Data for processing
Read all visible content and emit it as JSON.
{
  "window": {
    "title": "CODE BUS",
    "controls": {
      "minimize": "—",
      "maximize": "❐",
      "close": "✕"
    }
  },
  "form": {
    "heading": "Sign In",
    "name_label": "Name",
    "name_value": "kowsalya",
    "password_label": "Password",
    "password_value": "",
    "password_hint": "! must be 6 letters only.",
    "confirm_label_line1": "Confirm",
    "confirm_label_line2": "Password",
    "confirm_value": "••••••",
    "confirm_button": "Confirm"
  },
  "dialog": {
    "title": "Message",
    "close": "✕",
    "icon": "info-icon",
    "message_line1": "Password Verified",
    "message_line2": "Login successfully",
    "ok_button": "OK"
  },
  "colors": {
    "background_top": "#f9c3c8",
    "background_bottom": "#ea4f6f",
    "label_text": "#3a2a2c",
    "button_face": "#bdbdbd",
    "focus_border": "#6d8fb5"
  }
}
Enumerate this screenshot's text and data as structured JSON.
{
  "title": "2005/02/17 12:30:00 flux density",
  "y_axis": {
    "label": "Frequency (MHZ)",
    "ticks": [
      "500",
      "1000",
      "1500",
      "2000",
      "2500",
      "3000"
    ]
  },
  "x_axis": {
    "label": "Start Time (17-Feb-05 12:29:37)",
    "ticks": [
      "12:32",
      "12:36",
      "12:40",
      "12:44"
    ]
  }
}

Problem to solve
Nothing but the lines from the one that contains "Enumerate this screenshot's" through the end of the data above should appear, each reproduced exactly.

Answer for the task
Enumerate this screenshot's text and data as structured JSON.
{
  "title": "2005/02/17 12:30:00 flux density",
  "y_axis": {
    "label": "Frequency (MHZ)",
    "ticks": [
      "500",
      "1000",
      "1500",
      "2000",
      "2500",
      "3000"
    ]
  },
  "x_axis": {
    "label": "Start Time (17-Feb-05 12:29:37)",
    "ticks": [
      "12:32",
      "12:36",
      "12:40",
      "12:44"
    ]
  }
}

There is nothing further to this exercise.